It possesses virtually everything that constitutes the perfect family camping getaway: quiet and comfortable sites deep in the north woods, shore access for launching the canoe we always took along and a network of hiking trails on the mountains that cradle the two interconnected ponds.

Twelve lean-tos complement 21 tent sites right on the shore of the lower pond, and a short thoroughfare connected to the upper pond allows you to explore the shoreline of both small ponds.

Traveler Mountain to the east and Black Cat Mountain to the west offer some great hiking and vistas, and Howe Brook that flows into the lower pond has some beautiful falls and pools.

The campground is open from May 15 to October 15. Bear in mind that reservations are required, and as with campgrounds throughout the park, there’s a lot of interest, so make your plans early.
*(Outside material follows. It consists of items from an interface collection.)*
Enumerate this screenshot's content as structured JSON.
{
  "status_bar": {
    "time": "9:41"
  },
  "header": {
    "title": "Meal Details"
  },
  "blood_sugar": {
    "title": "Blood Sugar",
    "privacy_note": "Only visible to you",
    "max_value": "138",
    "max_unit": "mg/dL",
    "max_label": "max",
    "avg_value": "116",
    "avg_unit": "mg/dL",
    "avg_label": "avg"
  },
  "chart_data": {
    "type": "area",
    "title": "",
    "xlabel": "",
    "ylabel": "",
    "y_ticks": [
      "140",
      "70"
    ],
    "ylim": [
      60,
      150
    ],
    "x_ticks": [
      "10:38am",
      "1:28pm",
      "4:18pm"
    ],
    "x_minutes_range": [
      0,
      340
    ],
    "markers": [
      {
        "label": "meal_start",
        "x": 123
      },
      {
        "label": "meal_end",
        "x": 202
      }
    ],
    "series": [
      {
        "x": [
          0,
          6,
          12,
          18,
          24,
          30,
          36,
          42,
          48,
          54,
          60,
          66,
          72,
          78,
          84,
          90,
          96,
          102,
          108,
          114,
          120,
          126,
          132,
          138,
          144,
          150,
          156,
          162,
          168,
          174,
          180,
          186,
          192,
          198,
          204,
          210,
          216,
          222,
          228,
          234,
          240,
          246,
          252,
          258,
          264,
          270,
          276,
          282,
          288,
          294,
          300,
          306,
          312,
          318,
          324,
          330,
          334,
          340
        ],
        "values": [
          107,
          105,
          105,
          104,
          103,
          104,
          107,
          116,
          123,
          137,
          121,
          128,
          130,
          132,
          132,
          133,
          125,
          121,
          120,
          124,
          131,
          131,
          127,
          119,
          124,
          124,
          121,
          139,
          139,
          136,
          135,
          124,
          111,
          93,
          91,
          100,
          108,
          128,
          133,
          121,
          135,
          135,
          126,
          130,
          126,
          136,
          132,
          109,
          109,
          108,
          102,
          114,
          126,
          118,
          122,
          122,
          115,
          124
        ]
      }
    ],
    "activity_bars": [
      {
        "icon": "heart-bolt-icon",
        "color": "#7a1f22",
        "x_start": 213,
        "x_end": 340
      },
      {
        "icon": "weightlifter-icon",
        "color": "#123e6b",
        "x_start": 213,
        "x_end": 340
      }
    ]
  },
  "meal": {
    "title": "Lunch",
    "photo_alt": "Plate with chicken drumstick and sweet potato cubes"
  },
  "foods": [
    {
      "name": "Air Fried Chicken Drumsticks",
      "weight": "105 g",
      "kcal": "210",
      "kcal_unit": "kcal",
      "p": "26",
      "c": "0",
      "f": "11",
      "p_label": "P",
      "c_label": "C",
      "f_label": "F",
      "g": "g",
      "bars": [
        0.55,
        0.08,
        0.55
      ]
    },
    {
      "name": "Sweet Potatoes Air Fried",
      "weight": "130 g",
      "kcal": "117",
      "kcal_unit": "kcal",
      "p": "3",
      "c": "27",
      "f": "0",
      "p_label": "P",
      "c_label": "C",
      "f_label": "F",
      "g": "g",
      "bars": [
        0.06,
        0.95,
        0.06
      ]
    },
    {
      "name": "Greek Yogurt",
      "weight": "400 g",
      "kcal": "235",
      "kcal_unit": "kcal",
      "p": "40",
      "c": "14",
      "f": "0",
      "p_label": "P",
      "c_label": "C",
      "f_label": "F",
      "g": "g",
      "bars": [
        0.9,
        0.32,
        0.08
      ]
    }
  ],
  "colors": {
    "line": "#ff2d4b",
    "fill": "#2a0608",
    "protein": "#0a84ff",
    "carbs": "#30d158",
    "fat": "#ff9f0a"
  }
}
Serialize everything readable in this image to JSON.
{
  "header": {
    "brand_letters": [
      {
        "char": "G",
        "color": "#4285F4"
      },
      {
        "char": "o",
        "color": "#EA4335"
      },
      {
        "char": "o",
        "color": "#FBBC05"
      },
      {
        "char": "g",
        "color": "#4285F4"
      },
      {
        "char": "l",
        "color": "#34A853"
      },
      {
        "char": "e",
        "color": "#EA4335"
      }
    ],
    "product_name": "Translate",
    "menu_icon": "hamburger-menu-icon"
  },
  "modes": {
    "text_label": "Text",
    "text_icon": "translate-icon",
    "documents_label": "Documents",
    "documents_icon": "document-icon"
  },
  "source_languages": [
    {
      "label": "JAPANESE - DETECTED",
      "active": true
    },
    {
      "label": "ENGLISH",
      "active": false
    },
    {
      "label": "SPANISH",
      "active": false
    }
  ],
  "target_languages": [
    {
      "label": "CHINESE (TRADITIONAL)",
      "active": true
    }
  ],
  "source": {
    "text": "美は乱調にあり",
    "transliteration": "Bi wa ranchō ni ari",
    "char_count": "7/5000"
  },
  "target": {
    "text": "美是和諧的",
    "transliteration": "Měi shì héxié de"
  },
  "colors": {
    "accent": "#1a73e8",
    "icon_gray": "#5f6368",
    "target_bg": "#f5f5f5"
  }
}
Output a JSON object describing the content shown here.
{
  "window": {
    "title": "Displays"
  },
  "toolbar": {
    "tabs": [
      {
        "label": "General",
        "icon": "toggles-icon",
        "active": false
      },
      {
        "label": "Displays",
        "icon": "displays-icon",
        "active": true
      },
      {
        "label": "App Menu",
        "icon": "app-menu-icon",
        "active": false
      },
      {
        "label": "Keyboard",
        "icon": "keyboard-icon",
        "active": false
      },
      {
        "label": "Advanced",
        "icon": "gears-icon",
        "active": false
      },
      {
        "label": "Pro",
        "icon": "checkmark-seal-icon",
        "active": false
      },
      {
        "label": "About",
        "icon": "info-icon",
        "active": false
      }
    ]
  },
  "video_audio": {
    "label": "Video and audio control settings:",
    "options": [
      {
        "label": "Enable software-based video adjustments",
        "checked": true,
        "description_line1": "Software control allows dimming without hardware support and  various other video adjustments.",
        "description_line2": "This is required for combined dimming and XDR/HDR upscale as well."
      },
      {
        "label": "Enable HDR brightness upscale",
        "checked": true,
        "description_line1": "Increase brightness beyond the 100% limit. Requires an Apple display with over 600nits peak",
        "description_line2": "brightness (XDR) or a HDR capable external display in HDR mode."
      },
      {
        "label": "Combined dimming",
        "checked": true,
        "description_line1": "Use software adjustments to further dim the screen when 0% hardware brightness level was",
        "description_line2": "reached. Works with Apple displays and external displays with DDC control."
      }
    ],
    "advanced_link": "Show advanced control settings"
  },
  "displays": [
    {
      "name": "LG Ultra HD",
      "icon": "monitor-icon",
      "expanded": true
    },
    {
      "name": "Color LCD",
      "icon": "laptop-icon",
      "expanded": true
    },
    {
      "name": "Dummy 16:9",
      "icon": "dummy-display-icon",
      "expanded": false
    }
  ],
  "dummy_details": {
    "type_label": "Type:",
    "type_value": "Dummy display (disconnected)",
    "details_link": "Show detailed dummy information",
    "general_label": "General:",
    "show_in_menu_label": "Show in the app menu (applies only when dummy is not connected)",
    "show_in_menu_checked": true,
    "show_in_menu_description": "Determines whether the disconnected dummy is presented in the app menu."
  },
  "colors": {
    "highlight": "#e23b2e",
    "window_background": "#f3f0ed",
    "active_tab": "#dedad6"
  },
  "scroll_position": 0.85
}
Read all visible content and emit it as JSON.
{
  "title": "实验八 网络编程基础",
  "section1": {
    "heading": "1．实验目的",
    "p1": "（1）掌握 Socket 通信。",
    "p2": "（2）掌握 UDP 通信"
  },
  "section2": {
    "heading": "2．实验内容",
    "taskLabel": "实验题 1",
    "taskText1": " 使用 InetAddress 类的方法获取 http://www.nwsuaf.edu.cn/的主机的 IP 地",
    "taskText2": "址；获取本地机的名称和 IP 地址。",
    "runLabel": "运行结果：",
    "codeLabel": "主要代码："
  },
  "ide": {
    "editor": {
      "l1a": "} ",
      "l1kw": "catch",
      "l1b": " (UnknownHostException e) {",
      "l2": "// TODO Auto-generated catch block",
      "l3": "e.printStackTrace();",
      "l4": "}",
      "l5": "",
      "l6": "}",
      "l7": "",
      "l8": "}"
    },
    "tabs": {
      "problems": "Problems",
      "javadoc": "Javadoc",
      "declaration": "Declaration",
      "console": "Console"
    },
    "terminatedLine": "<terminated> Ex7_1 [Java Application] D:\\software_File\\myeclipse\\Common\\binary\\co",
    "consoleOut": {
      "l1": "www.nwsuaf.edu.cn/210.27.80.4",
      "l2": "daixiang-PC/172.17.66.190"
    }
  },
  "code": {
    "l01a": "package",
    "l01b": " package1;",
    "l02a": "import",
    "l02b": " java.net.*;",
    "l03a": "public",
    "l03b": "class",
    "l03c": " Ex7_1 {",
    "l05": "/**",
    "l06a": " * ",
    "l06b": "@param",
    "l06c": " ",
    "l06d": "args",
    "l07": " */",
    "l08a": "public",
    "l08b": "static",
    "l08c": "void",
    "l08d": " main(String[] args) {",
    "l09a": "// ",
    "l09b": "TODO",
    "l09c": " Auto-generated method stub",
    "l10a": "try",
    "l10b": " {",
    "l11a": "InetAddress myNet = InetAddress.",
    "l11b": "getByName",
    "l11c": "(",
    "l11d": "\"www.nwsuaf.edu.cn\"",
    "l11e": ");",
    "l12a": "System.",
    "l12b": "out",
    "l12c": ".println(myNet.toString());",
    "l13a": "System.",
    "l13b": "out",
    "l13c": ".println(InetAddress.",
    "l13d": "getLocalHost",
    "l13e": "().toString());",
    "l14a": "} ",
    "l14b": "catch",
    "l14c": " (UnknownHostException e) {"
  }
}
A visit to or a call to 723-5140 will get you details, and in line.

Two jewels in the network of campsites in the state’s Public Reserved Lands can be found down east in the Cutler Coast section and Donnell Pond.

The former requires a hike of some five miles to three tent platforms right on a bold coastal headland, starting from a parking lot on the road from East Machias to Lubec, past Cutler. The reward is what I’ve determined may be the perfect place to camp for a couple of nights to soak in the best of what the Maine coast has to offer, with a view out over the Bay of Fundy.

Donnell Pond is only about 12 miles east of Ellsworth via Route 182 or 183, but the hike-in or paddle-to sites will have you feeling you’re a thousand miles from humanity.

For the perfect way to experience what the Rangeley Lakes region of western Maine has to offer, let me suggest you include Cupsuptic Lake Park and Campground in Oquossoc in this summer’s itinerary. It’s a 125-acre slice of heaven owned and operated by the Rangeley Lakes Heritage Trust. The park, in which the campground sits, has more than two miles of shore frontage on Cupsuptic Lake, complete with a sand swimming beach.

The campground itself has more than 60 sites, many with full hook-ups for RVs, as well as new bathrooms (2011), and a complete camping store. Boat and kayak rentals are available to access several remote sites over on the west shore of the lake, out on Birch Island and up the beautiful Cupsuptic River. The latter ones are our camping spots of choice, especially upriver, where almost every cast will snag a trout.

Any of the above camping choices I can promise you will be a winner, but for more summer fun consider Lamoine State Park with its evening sunset views to the west of Mt. Desert Island, and remote sites up in the Deboullie Preserve.

John Christie is an author and year-round Maine explorer. He and his son Josh write in Outdoors about places to enjoy the beauty that only Maine has to offer. He can be contacted at:

[email protected]